● **TASK DATA**

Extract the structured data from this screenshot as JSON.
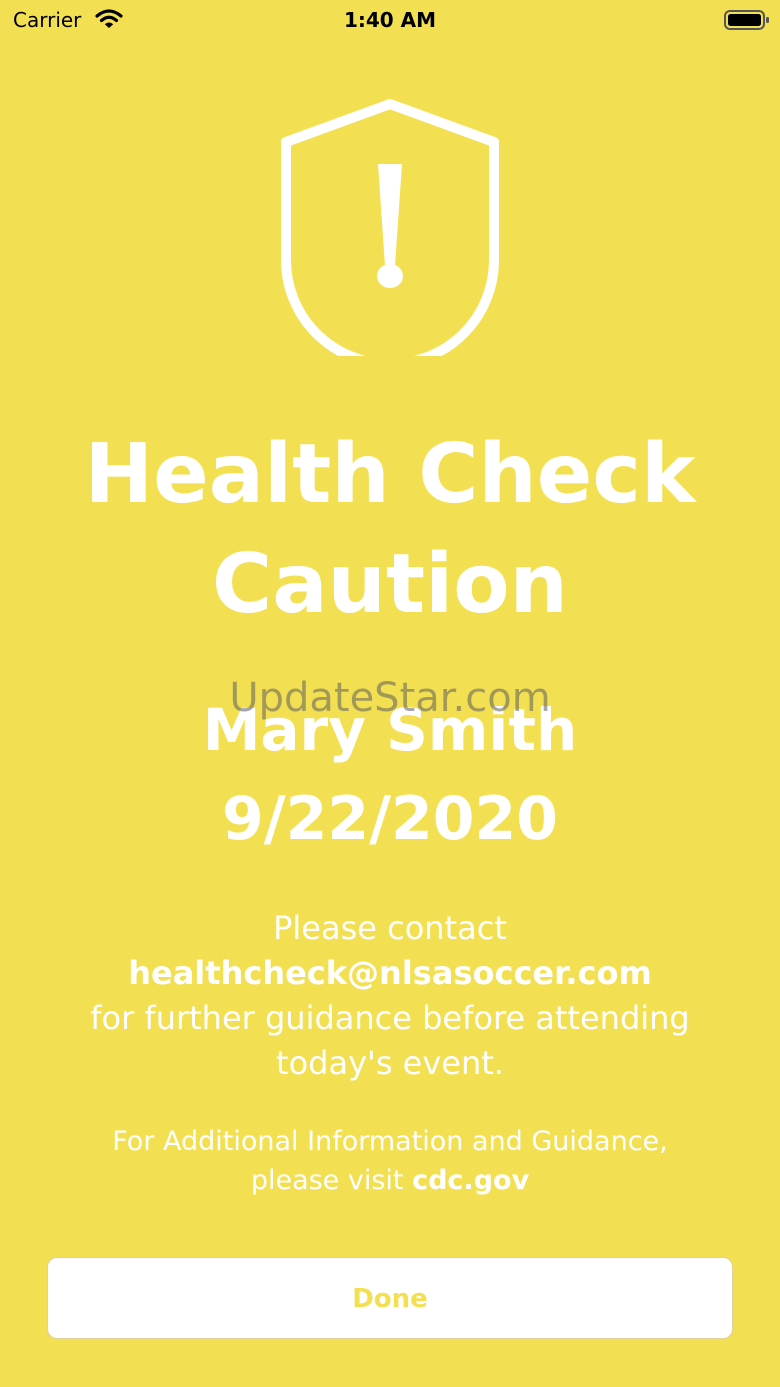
{
  "status_bar": {
    "carrier": "Carrier",
    "time": "1:40 AM"
  },
  "title": {
    "line1": "Health Check",
    "line2": "Caution"
  },
  "watermark": "UpdateStar.com",
  "person": {
    "name": "Mary Smith",
    "date": "9/22/2020"
  },
  "message": {
    "line1": "Please contact",
    "email": "healthcheck@nlsasoccer.com",
    "line3": "for further guidance before attending",
    "line4": "today's event."
  },
  "info": {
    "line1": "For Additional Information and Guidance,",
    "prefix": "please visit ",
    "link": "cdc.gov"
  },
  "done_label": "Done",
  "colors": {
    "background": "#f3e052",
    "text": "#ffffff",
    "button_text": "#f3e052"
  },
  "icons": {
    "status": "caution-shield-icon"
  }
}
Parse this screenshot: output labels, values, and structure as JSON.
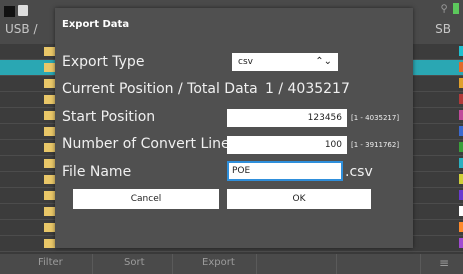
{
  "background": {
    "location_label": "USB /",
    "right_label": "SB",
    "bottom_bar": [
      "Filter",
      "Sort",
      "Export"
    ],
    "menu_icon": "hamburger-icon",
    "strip_colors": [
      "#1ec0d0",
      "#e06a2c",
      "#e0a02c",
      "#b23a3a",
      "#c04a9a",
      "#3c6ad0",
      "#3aa03a",
      "#2cb0c0",
      "#d0d03a",
      "#6a3ad0",
      "#ffffff",
      "#ff8a2c",
      "#a04ad0"
    ]
  },
  "dialog": {
    "title": "Export Data",
    "export_type_label": "Export Type",
    "export_type_value": "csv",
    "current_position_label": "Current Position / Total Data",
    "current_position_value": "1 / 4035217",
    "start_position_label": "Start Position",
    "start_position_value": "123456",
    "start_position_range": "[1 - 4035217]",
    "convert_lines_label": "Number of Convert Lines",
    "convert_lines_value": "100",
    "convert_lines_range": "[1 - 3911762]",
    "file_name_label": "File Name",
    "file_name_value": "POE",
    "file_ext": ".csv",
    "cancel_label": "Cancel",
    "ok_label": "OK"
  }
}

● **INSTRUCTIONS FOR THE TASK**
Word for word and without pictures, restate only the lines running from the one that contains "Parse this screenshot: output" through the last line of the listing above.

● **SOLUTION TO THE PROBLEM**
Parse this screenshot: output labels, values, and structure as JSON.
{
  "background": {
    "location_label": "USB /",
    "right_label": "SB",
    "bottom_bar": [
      "Filter",
      "Sort",
      "Export"
    ],
    "menu_icon": "hamburger-icon",
    "strip_colors": [
      "#1ec0d0",
      "#e06a2c",
      "#e0a02c",
      "#b23a3a",
      "#c04a9a",
      "#3c6ad0",
      "#3aa03a",
      "#2cb0c0",
      "#d0d03a",
      "#6a3ad0",
      "#ffffff",
      "#ff8a2c",
      "#a04ad0"
    ]
  },
  "dialog": {
    "title": "Export Data",
    "export_type_label": "Export Type",
    "export_type_value": "csv",
    "current_position_label": "Current Position / Total Data",
    "current_position_value": "1 / 4035217",
    "start_position_label": "Start Position",
    "start_position_value": "123456",
    "start_position_range": "[1 - 4035217]",
    "convert_lines_label": "Number of Convert Lines",
    "convert_lines_value": "100",
    "convert_lines_range": "[1 - 3911762]",
    "file_name_label": "File Name",
    "file_name_value": "POE",
    "file_ext": ".csv",
    "cancel_label": "Cancel",
    "ok_label": "OK"
  }
}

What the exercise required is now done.